Hobo with a Shotgun is a film in the tradition of those ridiculous 70s exploitation films. But unlike most grindhouse films, Hobo with a Shotgun is actually a lot of fun. Starring Rutger Hauer as the titular hobo, the movie screened at this week’s uber popular SXSW film fest in Austin to sold-out theatres. The response was overwhelming, and luckily for those not attending SXSW this entertaining genre film gets a theatrical release this spring.
Once you get past the fact that the protagonist of this film is a homeless bum, this movie kind of grows on you. Hauer plays the good-hearted but probably crazy hobo who goes homicidal. He rides the rails (in this great vintaged feeling opening sequence with the open-air train car and the cheesy music) into a town gone wrong. It’s just about the most corrupt town in the world, with dirty cops, a sadistic kingpin named the Drake killing and torturing whoever he wants, and two of his crazy sons burning school buses (with children in them). There is also, of course, the prostitute with the heart of gold, and an old pawn shop with the lawn mower of his dreams.
The Hobo at first tries to ignore all the corruption and craziness around him. When he finally stands up to the Drake’s psychotic son Slick and rescues the vulnerable prostitute named Abby from his evil clutches, things really start going to hell in a handcart (or a shopping cart). After getting carved up (literally), the hobo finds succor in the gentle administrations of Abby. He takes his life savings (a sock of change) and goes to the local pawn shop to buy the lawn mower he saw in the window, a lawn mower that will allow him to start his own mowing business. But when he gets to the pawn shop the town’s crime drives him to the edge, and over it. Instead of the mower, he buys a shotgun. And with that shotgun he goes on a killing spree, cleaning up the town in his own way.
Hobo with a Shotgun started as a fake grindhouse movie trailer. It won a contest promoting Robert Rodriguez’s and Quentin Tarantino’s Grindhouse movie and earned a place among other fake trailers run at the beginning of that film. Then director Jason Eisener had the opportunity to take his brain child and make it into a feature-length film, and what’s more, he got his top-choice actor (Hauer) to fill the main role. Written by John Davies, the storyline and dialogue are what you would expect from this kind of film. They’ve taken a trailer about a hobo on a death rampage and made it into an hour and a half length film. What’s more amazing, it’s not that bad.
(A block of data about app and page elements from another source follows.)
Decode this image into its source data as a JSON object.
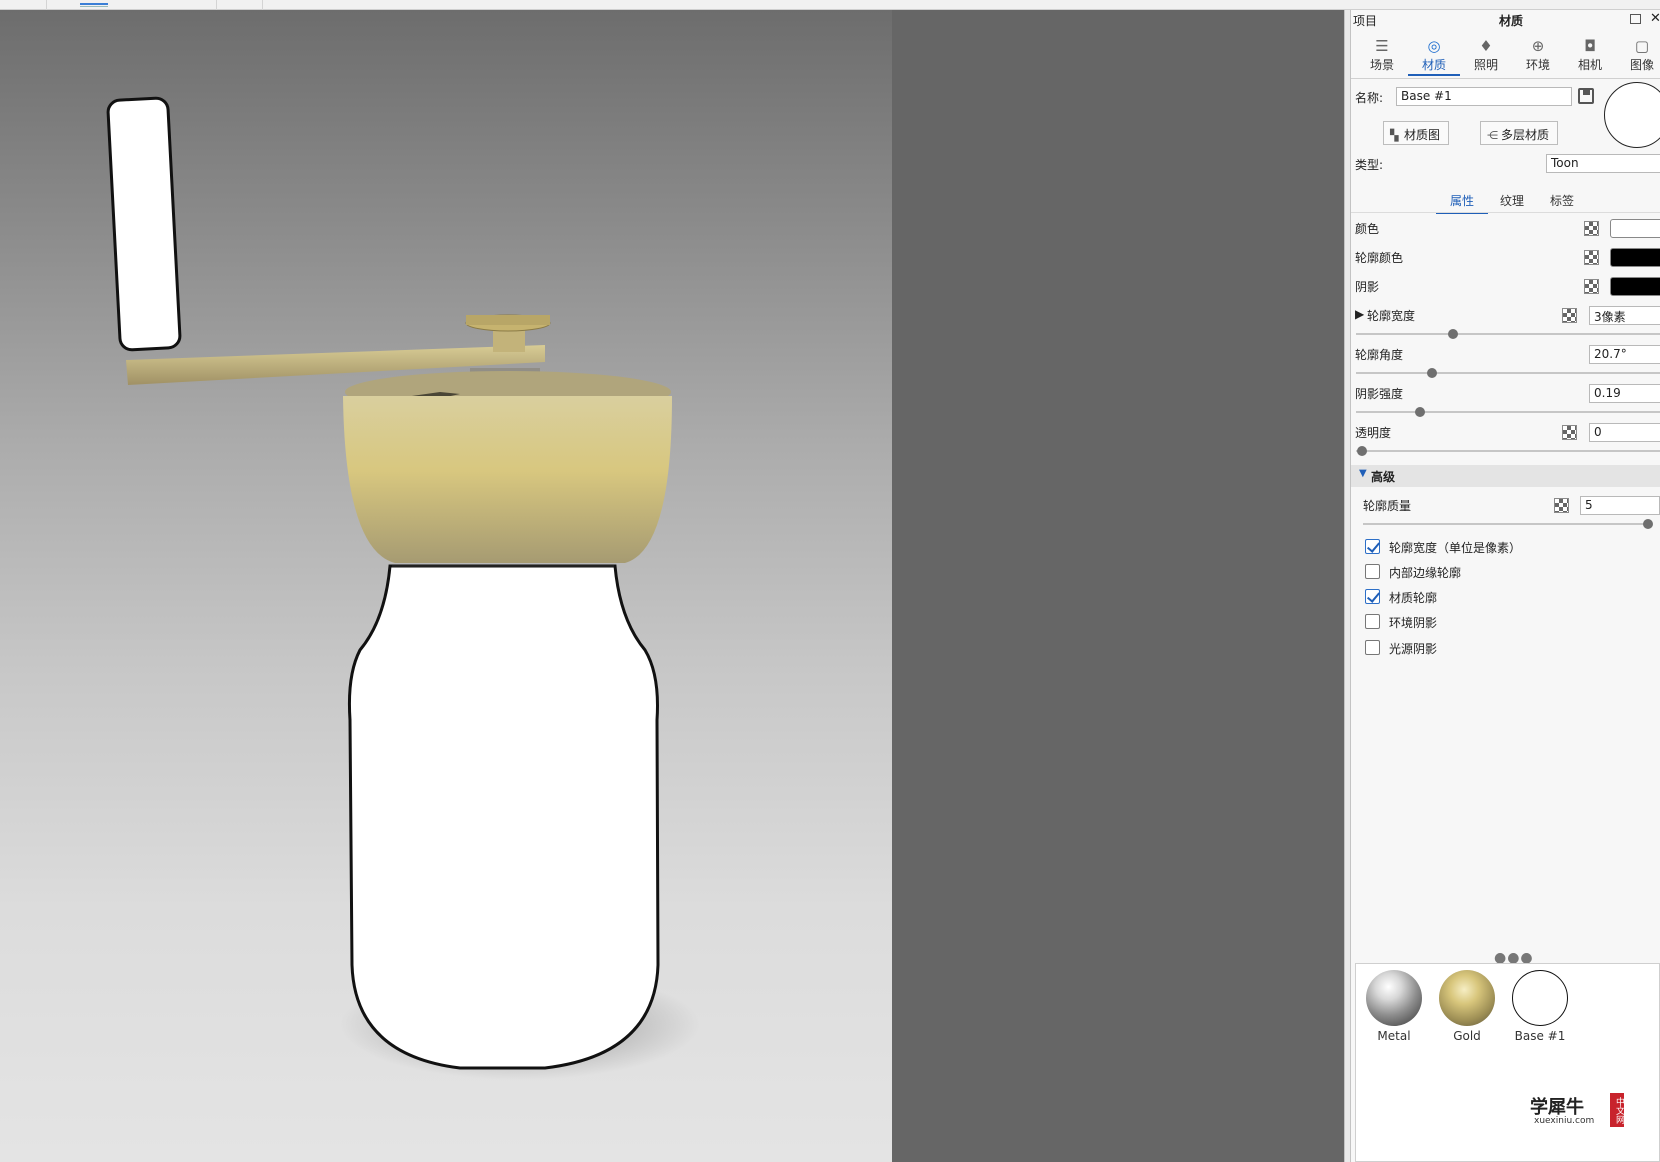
{
  "panel": {
    "project_label": "项目",
    "title": "材质",
    "tabs": [
      {
        "label": "场景",
        "icon": "scene-icon"
      },
      {
        "label": "材质",
        "icon": "material-icon"
      },
      {
        "label": "照明",
        "icon": "lighting-icon"
      },
      {
        "label": "环境",
        "icon": "environment-icon"
      },
      {
        "label": "相机",
        "icon": "camera-icon"
      },
      {
        "label": "图像",
        "icon": "image-icon"
      }
    ],
    "name_label": "名称:",
    "name_value": "Base #1",
    "material_graph_label": "材质图",
    "multi_layer_label": "多层材质",
    "type_label": "类型:",
    "type_value": "Toon",
    "subtabs": [
      "属性",
      "纹理",
      "标签"
    ],
    "properties": {
      "color_label": "颜色",
      "outline_color_label": "轮廓颜色",
      "shadow_label": "阴影",
      "outline_width_label": "轮廓宽度",
      "outline_width_value": "3像素",
      "outline_angle_label": "轮廓角度",
      "outline_angle_value": "20.7°",
      "shadow_strength_label": "阴影强度",
      "shadow_strength_value": "0.19",
      "transparency_label": "透明度",
      "transparency_value": "0"
    },
    "advanced": {
      "header": "高级",
      "outline_quality_label": "轮廓质量",
      "outline_quality_value": "5",
      "checkboxes": [
        {
          "label": "轮廓宽度（单位是像素）",
          "checked": true
        },
        {
          "label": "内部边缘轮廓",
          "checked": false
        },
        {
          "label": "材质轮廓",
          "checked": true
        },
        {
          "label": "环境阴影",
          "checked": false
        },
        {
          "label": "光源阴影",
          "checked": false
        }
      ]
    },
    "colors": {
      "color": "#ffffff",
      "outline_color": "#000000",
      "shadow": "#000000",
      "accent": "#1f5fb8"
    }
  },
  "library": {
    "materials": [
      {
        "label": "Metal"
      },
      {
        "label": "Gold"
      },
      {
        "label": "Base #1"
      }
    ]
  },
  "watermark": {
    "main": "学犀牛",
    "sub": "xuexiniu.com",
    "tag": "中文网"
  }
}
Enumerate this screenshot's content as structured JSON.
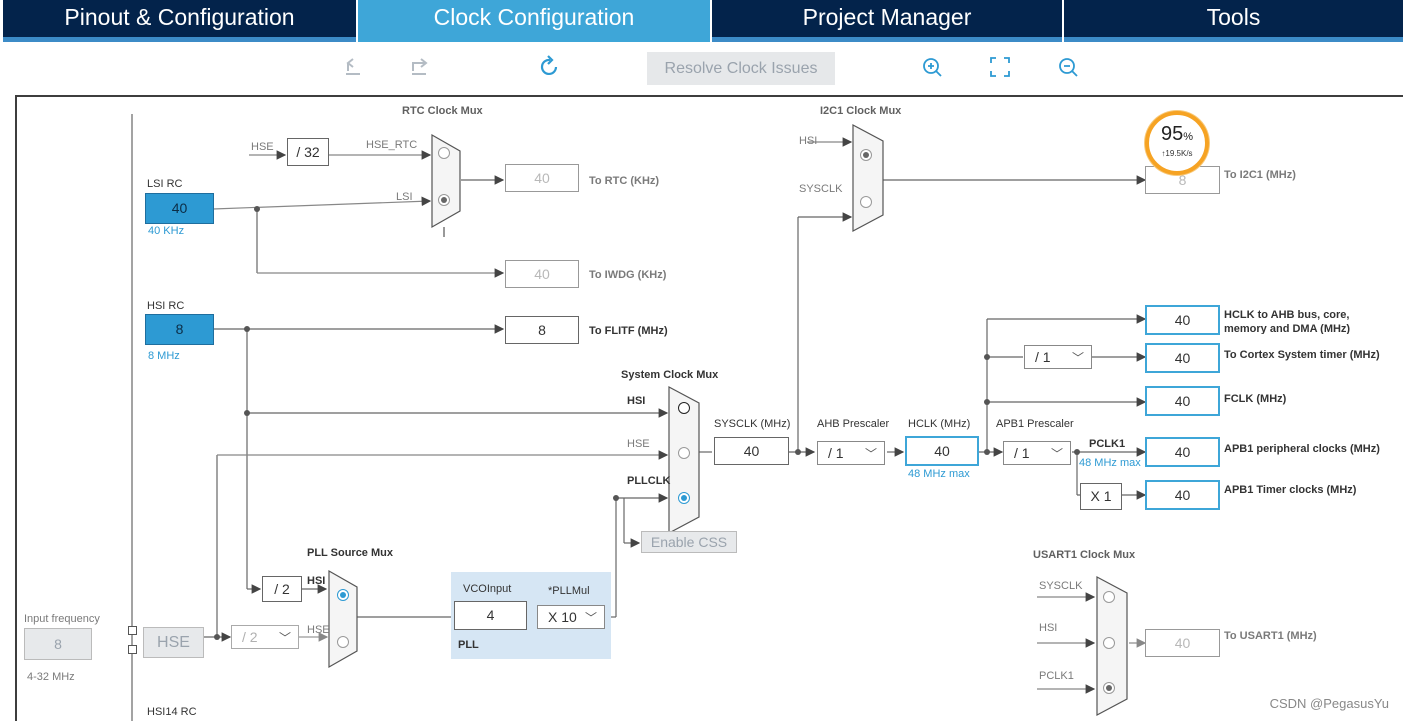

I’m not a fan of grindhouse movies, and most of the grindhouse films of today are just silly, low-budget vehicles for gratuitous violence, bad dialogue, and plenty of tits and ass. What worked in Hobo with a Shotgun that doesn’t in most of these modern genre films is the humor. I’m not sure the humor was planned, but it’s there. The fact that Hauer’s character delivers grandiose and ridiculous statements with complete deadpan or touching sensitivity just makes for some really funny moments. Also, the gratuitous violence was there, but I didn’t feel the female exploitation was as bad as in some of Rodriguez’s stuff. Maybe it was Hauer’s acting mastery that made Hobo with a Shotgun a cut above other films of its kind. Hauer made a crazy bum likeable, which is a feat in and of itself. He delivers his dialogue with an insane kind of earnestness, and it just comes across as wildly amusing.
The other actors, attempting to capture the typical grindhouse feel with purposefully (we hope) bad acting, made the film fun to watch. With plenty of histrionics and poor timing Gregory Smith, Molly Dunsworth and Brian Downey sucked it up on camera in a good way.
Interestingly, another one of the fake trailers attached to Grindhouse was recently made into a feature-length film. Some of you may remember Machete when it came out in theatres; a prime example of an homage to the 70s exploitation film genre gone wrong. Rodriguez simply went too far, and took his film too seriously. Eisener’s film has the excess and the silliness, but it feels more like it’s poking fun at the genre (in a friendly way) then trying to pay homage to it. Don’t forget, movie-goers, that this film is still basically a grindhouse movie, so expect lots of carnage, gore, ridiculous scenarios and over-the-top bad dialogue. But in a somewhat refreshing difference, also expect plenty of funny moments and a note-worthy performance from Hauer.
Hobo With A Shotgun is a film in the tradition of 70s exploitation films. But unlike most grindhouse films, this one is actually awesome.